The album starts off with “Love Me More,” an empowering track showcasing Smith’s self-love journey and the challenges they have faced. The track is accompanied by a pipe organ that follows behind a slow beat. The lyrics, “Have you ever felt like being somebody else / Feeling like the mirror isn’t good for your health / Every day I’m trying not to hate myself / But lately, it’s not hurtin’ like it did before / Maybe I am learning how to love me more,” allow the listeners to relate to Smith. The repetition of the lyrics, “Just a little bit (love me more),” along with Smith’s vocal layering and adlibs, magnifies the song’s message about self-love.

Despite “Lose You” being about a break-up, the electro-dance track will have listeners on their feet. The powerful lyrics match the intensity of the song as Smith puts their heart out.

“Gloria” features the artist Jessie Reyez on “Perfect” and “Gimme.” While some listeners might be concerned about repetition, the two songs completely contrast each other in style and themes. “Perfect” is similar to “Love Me More,” in regard to the theme of self-acceptance. The lyrics, “You like them crazy, do you / I’m crazy through and through / I wear my flaws like jewelry / And I’m dripping,” show Smith’s acceptance of their imperfections, which can inspire listeners to do the same. Reyez’s voice blends well with Smith and her adlibs do not take away from the song. However, her verse could have been stronger as it was just a repeat of Smith’s verse with a tiny bit of variation.
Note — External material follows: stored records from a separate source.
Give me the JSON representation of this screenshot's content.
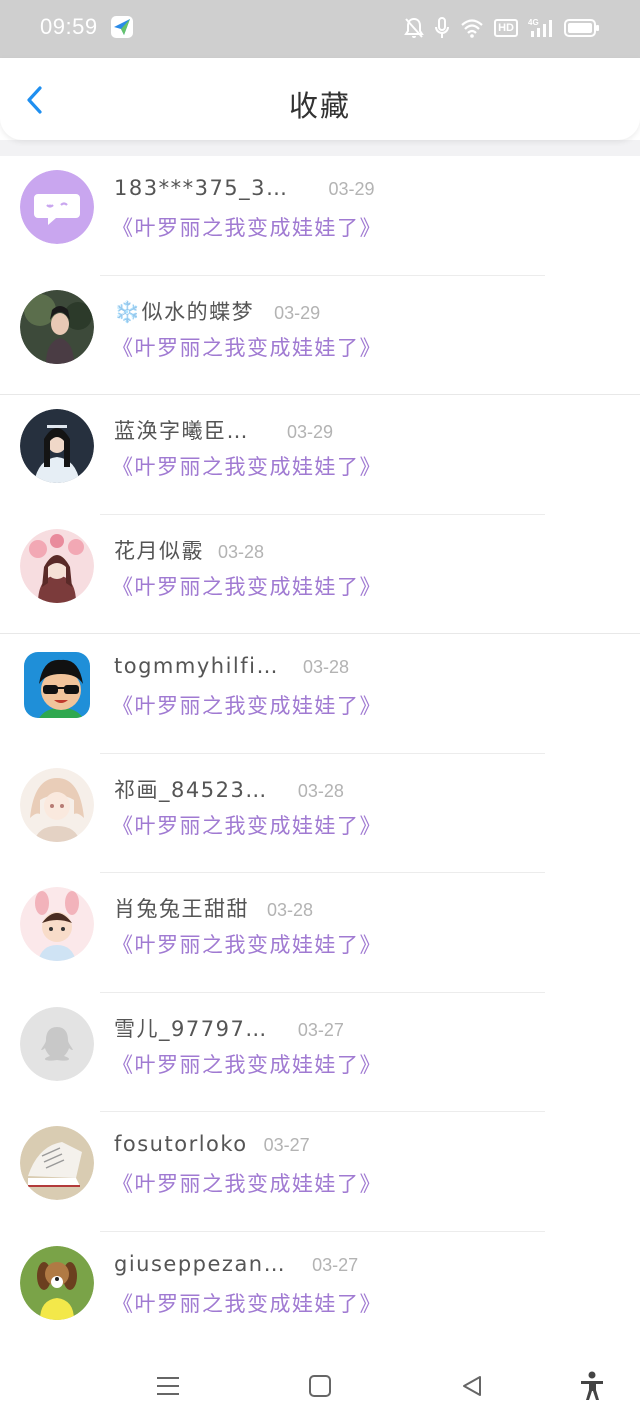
{
  "status_bar": {
    "time": "09:59",
    "hd_label": "HD",
    "network_label": "4G",
    "icons": [
      "app-notification-icon",
      "mute-icon",
      "microphone-icon",
      "wifi-icon",
      "hd-icon",
      "signal-icon",
      "battery-icon"
    ]
  },
  "header": {
    "title": "收藏",
    "back_icon": "chevron-left-icon"
  },
  "colors": {
    "accent_blue": "#1f8ff0",
    "novel_title_purple": "#a07ad2",
    "date_gray": "#b3b3b3",
    "name_gray": "#555555"
  },
  "items": [
    {
      "name": "183***375_3…",
      "date": "03-29",
      "title": "《叶罗丽之我变成娃娃了》",
      "avatar": "chat-bubble-avatar"
    },
    {
      "name": "❄️似水的蝶梦",
      "date": "03-29",
      "title": "《叶罗丽之我变成娃娃了》",
      "avatar": "photo-avatar"
    },
    {
      "name": "蓝涣字曦臣…",
      "date": "03-29",
      "title": "《叶罗丽之我变成娃娃了》",
      "avatar": "photo-avatar"
    },
    {
      "name": "花月似霰",
      "date": "03-28",
      "title": "《叶罗丽之我变成娃娃了》",
      "avatar": "photo-avatar"
    },
    {
      "name": "togmmyhilfi…",
      "date": "03-28",
      "title": "《叶罗丽之我变成娃娃了》",
      "avatar": "cartoon-avatar"
    },
    {
      "name": "祁画_84523…",
      "date": "03-28",
      "title": "《叶罗丽之我变成娃娃了》",
      "avatar": "photo-avatar"
    },
    {
      "name": "肖兔兔王甜甜",
      "date": "03-28",
      "title": "《叶罗丽之我变成娃娃了》",
      "avatar": "photo-avatar"
    },
    {
      "name": "雪儿_97797…",
      "date": "03-27",
      "title": "《叶罗丽之我变成娃娃了》",
      "avatar": "default-avatar"
    },
    {
      "name": "fosutorloko",
      "date": "03-27",
      "title": "《叶罗丽之我变成娃娃了》",
      "avatar": "photo-avatar"
    },
    {
      "name": "giuseppezan…",
      "date": "03-27",
      "title": "《叶罗丽之我变成娃娃了》",
      "avatar": "photo-avatar"
    }
  ],
  "bottom_nav": {
    "icons": [
      "menu-icon",
      "home-icon",
      "back-icon",
      "accessibility-icon"
    ]
  }
}
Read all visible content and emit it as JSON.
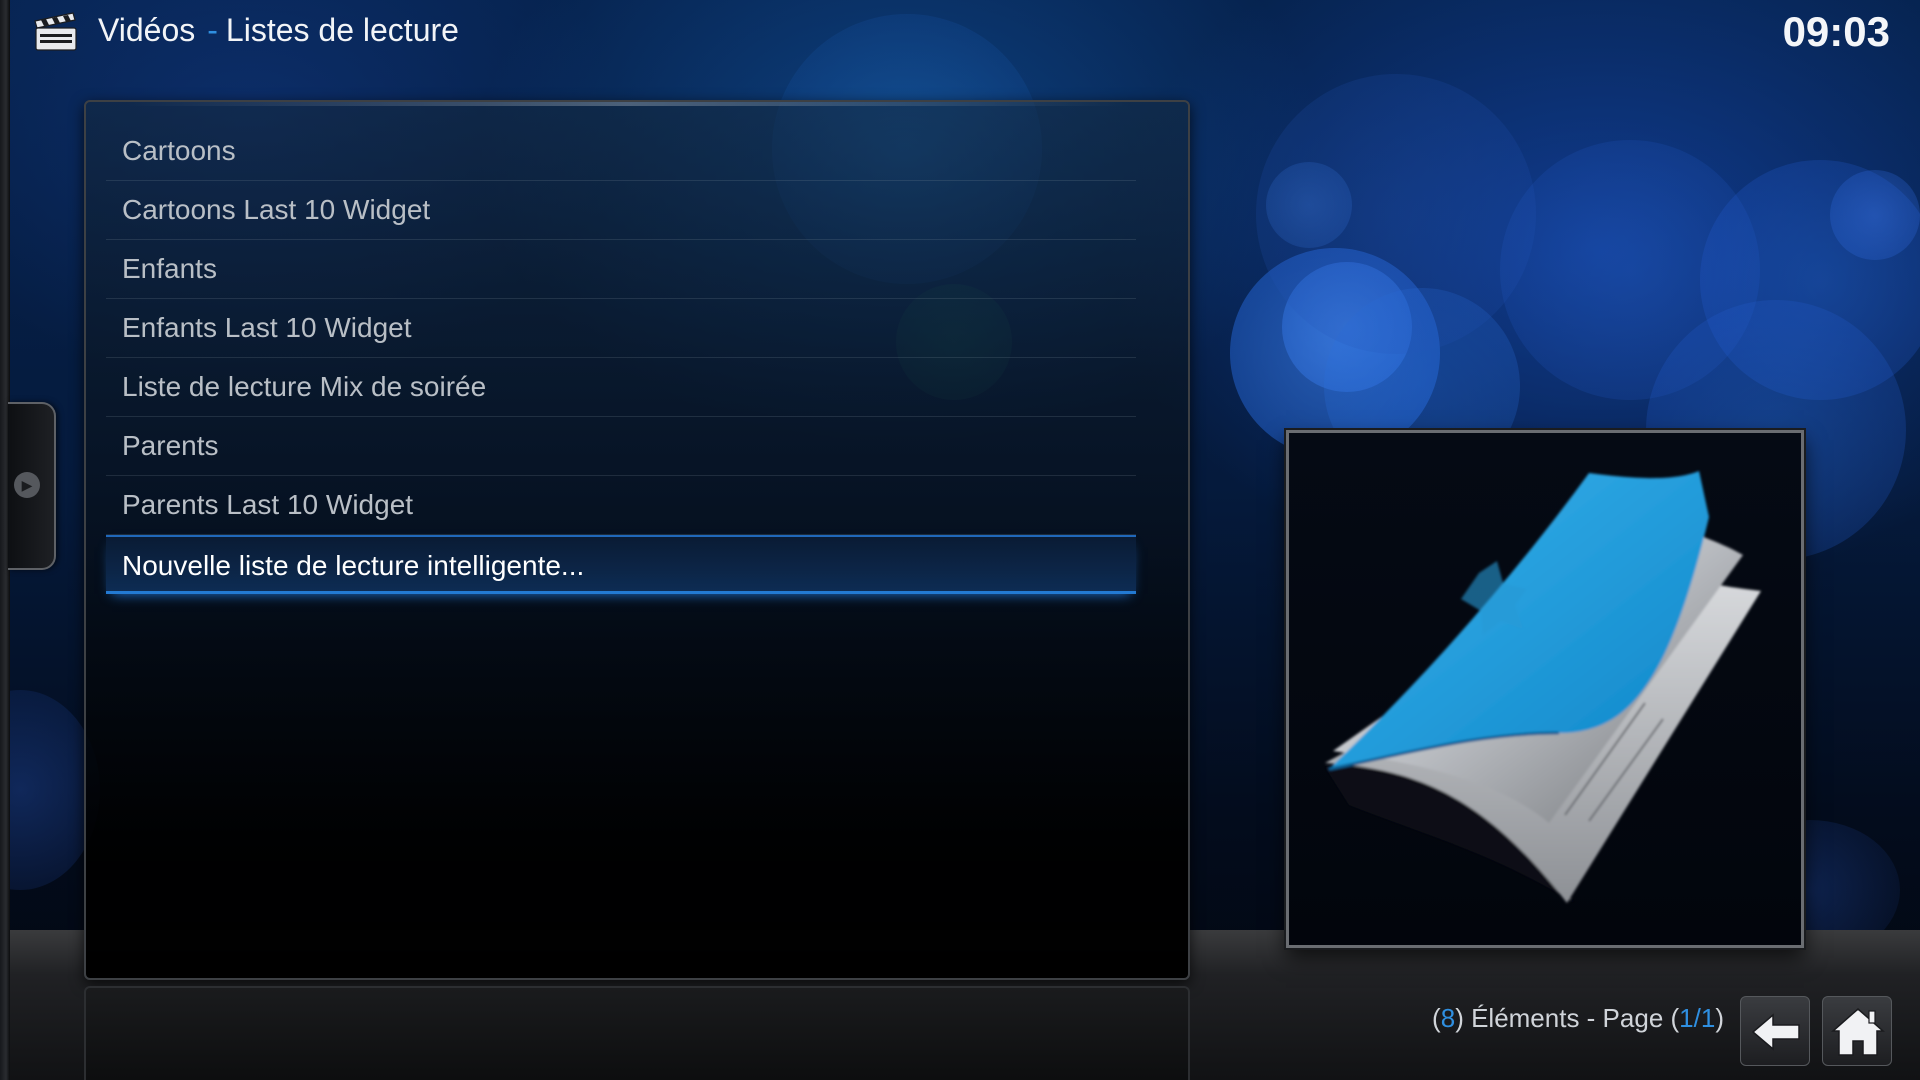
{
  "header": {
    "section": "Vidéos",
    "separator": "-",
    "subsection": "Listes de lecture",
    "icon": "clapperboard-icon"
  },
  "clock": "09:03",
  "list": {
    "items": [
      {
        "label": "Cartoons",
        "selected": false
      },
      {
        "label": "Cartoons Last 10 Widget",
        "selected": false
      },
      {
        "label": "Enfants",
        "selected": false
      },
      {
        "label": "Enfants Last 10 Widget",
        "selected": false
      },
      {
        "label": "Liste de lecture Mix de soirée",
        "selected": false
      },
      {
        "label": "Parents",
        "selected": false
      },
      {
        "label": "Parents Last 10 Widget",
        "selected": false
      },
      {
        "label": "Nouvelle liste de lecture intelligente...",
        "selected": true
      }
    ]
  },
  "thumbnail": {
    "icon": "smart-playlist-book-icon"
  },
  "footer": {
    "open_paren": "(",
    "count": "8",
    "count_suffix": ") Éléments - Page (",
    "page": "1/1",
    "close_paren": ")"
  },
  "buttons": {
    "back_icon": "back-arrow-icon",
    "home_icon": "home-icon"
  },
  "side_tab_icon": "chevron-right-icon",
  "colors": {
    "accent": "#2f8fe0",
    "text_primary": "#ffffff",
    "text_secondary": "#b9bfc6"
  }
}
The second song, “Gimme,” has a fun reggae beat with Koffee’s clean verse being the cherry on top. While the track allows for all three artists to shine in their own way, Reyez does a great job of leading this song. Her voice can be addicting as she repeats “Gimme” throughout the song.

One highlight of the track is “Unholy,” which features Kim Petras. The song was released in September 2022 as the lead single of “Gloria.” Smith explores a more fun and vulgar side in this track. While some listeners may be turned off by how inappropriate the lyrics are, many might appreciate Smith for going out of the box in this track. While Smith stepped out of their comfort zone in this song, Petras was right at home as her verse felt natural and amplified the song.

“How To Cry” is a ballad reminiscent of Smith’s earlier songs, like “Lay Me Down” and “Stay With Me.” The song, accompanied by the guitar and Smith’s powerful voice, makes this track another highlight on the album. The lyrics, “I keep secrets from my friends at home / So embarrassed, I’ve been so alone / God, I’m over me protecting you,” clearly show how upset Smith was by this person’s lack of emotional awareness.

While only a minute and 50 seconds long, the song “Gloria” does a great job of taking the listener out of the album to enjoy a vocal masterpiece. Smith does not appear until the last 50 seconds of the song, but when they do, they easily blend in with the rest of the vocals. Whether the listener is religious or not, it is difficult to not deny the true beauty of this song.

The last song, “Who We Love,” features Ed Sheeran, an artist many listeners may be surprised to hear on this album. Like the rest of the features on this album, the song does a great job of bringing out the best in both artists. Sheeran’s influence on this song is obvious by its gentle nature, which is something Sheeran is known for. The lyrics are simple, which will allow the listener to easily understand the message of the song, which is about universal love.

“Gloria” allows listeners to see different sides of Smith. The album takes a few risks but does not stray too far away from Smith’s usual work. Smith’s comfortability with their artistry and sexuality is shown throughout the album in songs like “Unholy” and “Gimme.” At the same time, Smith is able to go back to their heart pulling roots in songs like “How to Cry” and “Who We Love.” Overall, “Gloria” is an album that will allow the listener to see many parts of Smith’s personality from sad to fun.

Jadyn Davis can be reached at